*** Opening of Excerpted data ***

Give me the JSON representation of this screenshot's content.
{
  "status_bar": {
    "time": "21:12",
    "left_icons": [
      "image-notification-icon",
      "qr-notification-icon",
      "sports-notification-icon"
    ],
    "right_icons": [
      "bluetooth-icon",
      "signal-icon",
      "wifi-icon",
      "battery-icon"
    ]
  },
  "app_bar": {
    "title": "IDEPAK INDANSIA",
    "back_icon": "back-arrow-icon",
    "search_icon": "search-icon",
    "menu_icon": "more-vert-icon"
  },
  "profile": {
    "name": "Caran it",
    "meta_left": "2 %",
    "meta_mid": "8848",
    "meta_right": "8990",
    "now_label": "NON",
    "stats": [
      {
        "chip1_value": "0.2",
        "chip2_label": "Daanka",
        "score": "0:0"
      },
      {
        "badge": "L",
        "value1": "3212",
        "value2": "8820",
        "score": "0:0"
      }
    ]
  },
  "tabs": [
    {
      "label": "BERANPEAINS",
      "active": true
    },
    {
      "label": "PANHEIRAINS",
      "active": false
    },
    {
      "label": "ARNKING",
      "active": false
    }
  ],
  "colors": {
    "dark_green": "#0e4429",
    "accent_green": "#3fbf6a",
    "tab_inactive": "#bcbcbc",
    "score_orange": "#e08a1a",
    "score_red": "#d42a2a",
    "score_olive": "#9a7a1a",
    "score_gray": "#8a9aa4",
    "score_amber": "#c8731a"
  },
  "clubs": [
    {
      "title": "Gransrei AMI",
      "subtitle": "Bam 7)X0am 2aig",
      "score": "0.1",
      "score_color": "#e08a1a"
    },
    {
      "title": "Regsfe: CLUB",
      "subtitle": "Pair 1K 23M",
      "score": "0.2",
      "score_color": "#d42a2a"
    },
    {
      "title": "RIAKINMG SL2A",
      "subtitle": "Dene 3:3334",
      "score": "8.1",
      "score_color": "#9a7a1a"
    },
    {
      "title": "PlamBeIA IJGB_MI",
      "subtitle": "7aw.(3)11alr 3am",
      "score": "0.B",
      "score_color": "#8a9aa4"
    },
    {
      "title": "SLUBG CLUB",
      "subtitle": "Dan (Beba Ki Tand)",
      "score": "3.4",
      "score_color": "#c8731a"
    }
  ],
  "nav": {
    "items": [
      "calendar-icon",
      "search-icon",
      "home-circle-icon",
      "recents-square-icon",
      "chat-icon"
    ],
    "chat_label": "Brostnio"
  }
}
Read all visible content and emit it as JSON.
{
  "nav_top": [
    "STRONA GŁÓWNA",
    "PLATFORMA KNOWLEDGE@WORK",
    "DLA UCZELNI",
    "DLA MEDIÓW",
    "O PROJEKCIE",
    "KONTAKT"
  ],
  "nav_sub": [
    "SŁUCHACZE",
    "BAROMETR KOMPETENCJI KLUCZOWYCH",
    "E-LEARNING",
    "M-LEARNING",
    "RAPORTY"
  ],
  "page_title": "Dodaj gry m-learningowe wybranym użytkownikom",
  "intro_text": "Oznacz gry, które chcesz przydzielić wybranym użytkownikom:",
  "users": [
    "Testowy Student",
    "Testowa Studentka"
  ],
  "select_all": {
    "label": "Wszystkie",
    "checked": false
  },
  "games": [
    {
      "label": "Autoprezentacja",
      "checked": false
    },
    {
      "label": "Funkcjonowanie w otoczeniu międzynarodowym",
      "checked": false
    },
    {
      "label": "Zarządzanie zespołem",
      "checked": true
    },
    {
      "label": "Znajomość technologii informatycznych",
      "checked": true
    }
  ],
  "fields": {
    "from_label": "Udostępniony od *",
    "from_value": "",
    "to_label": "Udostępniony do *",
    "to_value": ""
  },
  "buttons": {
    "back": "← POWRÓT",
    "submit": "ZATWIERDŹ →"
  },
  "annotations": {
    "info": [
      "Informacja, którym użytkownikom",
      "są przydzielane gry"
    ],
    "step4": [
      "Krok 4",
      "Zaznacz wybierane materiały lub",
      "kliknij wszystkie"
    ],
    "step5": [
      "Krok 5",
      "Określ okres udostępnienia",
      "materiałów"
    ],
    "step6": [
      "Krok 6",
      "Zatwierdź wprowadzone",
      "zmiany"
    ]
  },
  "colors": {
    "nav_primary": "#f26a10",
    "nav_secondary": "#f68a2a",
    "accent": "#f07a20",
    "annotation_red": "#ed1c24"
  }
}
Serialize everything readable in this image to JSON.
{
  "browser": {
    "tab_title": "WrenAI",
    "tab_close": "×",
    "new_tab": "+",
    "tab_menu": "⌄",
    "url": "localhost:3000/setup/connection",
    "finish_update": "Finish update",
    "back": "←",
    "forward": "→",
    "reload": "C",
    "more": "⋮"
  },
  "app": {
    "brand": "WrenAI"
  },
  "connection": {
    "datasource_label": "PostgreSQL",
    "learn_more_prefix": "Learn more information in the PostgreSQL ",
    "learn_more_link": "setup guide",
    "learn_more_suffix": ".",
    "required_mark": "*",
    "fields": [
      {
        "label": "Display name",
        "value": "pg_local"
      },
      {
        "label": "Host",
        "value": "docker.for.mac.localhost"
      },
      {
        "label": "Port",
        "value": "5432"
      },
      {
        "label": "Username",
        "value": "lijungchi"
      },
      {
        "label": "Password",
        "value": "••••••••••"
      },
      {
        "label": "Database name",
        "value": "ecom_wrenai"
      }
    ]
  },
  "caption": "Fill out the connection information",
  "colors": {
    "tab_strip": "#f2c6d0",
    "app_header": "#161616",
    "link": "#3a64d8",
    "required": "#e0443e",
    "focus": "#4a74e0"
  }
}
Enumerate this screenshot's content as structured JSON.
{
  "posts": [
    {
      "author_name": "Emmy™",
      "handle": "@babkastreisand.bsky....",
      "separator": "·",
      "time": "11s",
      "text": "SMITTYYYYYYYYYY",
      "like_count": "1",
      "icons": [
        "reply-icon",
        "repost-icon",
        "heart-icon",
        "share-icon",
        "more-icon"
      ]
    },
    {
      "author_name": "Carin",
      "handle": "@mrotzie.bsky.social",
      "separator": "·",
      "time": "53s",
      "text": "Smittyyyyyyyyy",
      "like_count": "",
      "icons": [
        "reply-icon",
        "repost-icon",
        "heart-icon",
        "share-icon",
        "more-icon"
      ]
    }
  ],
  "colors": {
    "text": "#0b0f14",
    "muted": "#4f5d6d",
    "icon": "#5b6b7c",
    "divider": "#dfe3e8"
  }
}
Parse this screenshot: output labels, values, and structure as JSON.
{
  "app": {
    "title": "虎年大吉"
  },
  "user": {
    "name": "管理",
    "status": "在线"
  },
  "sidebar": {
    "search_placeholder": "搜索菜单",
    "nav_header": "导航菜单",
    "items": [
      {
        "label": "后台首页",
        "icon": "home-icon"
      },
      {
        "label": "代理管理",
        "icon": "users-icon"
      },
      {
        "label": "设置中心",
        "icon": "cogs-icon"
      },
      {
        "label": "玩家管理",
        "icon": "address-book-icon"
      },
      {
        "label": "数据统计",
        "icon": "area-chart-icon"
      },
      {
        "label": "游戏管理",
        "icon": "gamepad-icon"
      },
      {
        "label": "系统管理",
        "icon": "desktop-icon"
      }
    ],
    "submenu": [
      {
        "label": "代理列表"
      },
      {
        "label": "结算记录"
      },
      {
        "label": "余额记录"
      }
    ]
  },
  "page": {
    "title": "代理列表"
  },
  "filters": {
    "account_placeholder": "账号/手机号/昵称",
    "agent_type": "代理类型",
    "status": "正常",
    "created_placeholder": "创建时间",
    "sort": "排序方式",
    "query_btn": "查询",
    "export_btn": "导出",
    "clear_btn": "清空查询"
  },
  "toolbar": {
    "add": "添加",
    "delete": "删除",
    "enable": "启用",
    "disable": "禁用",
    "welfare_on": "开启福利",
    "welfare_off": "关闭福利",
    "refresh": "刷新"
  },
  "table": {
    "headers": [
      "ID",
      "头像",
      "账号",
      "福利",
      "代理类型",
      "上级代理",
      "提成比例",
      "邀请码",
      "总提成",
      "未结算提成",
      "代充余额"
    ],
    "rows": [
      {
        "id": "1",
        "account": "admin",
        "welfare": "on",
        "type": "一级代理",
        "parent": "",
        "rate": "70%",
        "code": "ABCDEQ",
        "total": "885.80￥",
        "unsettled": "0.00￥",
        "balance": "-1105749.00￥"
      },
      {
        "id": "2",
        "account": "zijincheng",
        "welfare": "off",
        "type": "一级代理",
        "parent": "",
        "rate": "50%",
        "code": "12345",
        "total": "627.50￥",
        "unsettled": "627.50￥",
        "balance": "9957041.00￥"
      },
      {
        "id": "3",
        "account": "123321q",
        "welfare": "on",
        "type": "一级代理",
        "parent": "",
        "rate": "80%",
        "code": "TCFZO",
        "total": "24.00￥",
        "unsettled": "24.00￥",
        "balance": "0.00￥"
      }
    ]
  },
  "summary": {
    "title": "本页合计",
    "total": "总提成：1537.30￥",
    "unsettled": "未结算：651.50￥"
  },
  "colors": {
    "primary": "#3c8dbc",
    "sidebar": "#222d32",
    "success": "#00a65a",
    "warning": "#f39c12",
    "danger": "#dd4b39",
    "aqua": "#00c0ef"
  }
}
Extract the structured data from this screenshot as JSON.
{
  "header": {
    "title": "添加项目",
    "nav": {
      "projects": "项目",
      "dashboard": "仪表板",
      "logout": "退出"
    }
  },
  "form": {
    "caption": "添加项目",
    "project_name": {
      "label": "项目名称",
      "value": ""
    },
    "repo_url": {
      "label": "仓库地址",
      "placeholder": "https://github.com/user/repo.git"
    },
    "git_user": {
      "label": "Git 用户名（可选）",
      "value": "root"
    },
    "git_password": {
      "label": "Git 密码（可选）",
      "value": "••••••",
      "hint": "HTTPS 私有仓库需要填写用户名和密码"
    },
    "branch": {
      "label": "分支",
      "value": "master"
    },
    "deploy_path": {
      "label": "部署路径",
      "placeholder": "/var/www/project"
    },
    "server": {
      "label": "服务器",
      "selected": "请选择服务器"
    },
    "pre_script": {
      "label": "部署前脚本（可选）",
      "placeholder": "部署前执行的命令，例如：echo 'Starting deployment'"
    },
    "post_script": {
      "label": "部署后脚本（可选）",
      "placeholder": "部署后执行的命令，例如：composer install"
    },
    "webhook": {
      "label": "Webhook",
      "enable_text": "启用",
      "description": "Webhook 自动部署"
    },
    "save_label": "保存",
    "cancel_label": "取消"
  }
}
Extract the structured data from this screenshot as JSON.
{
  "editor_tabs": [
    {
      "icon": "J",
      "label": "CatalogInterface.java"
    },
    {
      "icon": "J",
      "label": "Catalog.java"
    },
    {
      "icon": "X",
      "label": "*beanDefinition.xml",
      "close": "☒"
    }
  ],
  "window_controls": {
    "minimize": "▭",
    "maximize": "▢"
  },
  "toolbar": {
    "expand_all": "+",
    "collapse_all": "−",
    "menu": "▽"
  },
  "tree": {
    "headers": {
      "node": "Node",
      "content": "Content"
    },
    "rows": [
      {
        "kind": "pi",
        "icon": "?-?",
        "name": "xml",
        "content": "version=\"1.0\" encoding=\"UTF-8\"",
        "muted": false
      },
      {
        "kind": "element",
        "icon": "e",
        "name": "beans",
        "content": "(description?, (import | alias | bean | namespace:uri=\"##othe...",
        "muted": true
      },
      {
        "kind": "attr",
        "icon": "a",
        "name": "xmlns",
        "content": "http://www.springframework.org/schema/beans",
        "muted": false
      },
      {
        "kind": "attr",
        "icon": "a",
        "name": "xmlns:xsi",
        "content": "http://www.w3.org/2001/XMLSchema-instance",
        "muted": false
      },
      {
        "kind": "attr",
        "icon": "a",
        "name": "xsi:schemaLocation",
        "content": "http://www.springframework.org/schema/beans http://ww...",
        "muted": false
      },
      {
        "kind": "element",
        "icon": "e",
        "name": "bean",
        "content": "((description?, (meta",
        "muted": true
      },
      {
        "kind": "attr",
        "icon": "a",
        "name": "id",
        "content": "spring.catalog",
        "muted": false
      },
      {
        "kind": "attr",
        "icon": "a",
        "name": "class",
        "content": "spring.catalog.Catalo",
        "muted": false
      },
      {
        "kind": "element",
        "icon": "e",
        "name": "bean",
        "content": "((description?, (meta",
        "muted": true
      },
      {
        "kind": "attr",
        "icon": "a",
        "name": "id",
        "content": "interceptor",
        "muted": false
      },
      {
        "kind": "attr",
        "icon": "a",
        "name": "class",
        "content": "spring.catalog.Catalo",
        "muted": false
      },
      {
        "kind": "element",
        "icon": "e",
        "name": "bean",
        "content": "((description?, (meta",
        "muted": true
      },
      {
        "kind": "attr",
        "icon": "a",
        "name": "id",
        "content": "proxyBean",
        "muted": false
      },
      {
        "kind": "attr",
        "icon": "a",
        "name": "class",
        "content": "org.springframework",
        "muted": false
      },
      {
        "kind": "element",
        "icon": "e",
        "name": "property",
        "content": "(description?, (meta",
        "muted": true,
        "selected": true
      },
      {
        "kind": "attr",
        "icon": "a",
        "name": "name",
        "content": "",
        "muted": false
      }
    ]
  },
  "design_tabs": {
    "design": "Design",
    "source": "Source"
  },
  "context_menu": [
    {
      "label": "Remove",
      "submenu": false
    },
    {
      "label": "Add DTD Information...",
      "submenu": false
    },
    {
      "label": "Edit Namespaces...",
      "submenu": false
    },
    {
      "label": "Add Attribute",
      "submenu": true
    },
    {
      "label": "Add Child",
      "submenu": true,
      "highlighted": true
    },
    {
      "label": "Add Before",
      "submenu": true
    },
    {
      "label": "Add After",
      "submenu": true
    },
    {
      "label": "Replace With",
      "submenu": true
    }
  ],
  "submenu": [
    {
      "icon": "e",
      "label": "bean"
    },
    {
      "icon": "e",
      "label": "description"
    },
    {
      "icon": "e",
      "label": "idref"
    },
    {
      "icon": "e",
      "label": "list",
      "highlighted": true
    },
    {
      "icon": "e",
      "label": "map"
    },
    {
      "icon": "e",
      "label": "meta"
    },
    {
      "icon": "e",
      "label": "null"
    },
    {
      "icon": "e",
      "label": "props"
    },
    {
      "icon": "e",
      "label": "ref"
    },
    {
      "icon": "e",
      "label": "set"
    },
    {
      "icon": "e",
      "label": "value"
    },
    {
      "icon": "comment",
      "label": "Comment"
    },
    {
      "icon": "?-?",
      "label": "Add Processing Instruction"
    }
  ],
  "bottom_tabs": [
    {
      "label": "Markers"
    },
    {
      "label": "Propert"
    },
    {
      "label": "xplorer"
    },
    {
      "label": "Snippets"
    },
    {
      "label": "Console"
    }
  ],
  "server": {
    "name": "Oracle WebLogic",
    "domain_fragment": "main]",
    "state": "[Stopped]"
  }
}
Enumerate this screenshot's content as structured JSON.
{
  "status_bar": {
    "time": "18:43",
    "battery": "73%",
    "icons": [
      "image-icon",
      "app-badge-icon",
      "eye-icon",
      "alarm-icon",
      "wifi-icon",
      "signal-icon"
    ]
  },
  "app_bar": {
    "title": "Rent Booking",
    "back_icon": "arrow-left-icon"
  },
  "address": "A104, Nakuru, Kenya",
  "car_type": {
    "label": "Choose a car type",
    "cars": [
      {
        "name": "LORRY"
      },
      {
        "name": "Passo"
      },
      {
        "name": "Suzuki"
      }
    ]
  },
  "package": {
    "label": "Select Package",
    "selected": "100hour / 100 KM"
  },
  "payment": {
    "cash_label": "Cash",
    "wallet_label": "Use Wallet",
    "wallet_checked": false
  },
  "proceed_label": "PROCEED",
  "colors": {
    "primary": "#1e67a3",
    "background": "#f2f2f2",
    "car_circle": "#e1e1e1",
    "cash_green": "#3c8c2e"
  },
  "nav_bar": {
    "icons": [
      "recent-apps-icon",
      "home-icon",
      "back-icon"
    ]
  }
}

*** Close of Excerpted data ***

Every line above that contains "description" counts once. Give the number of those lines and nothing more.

7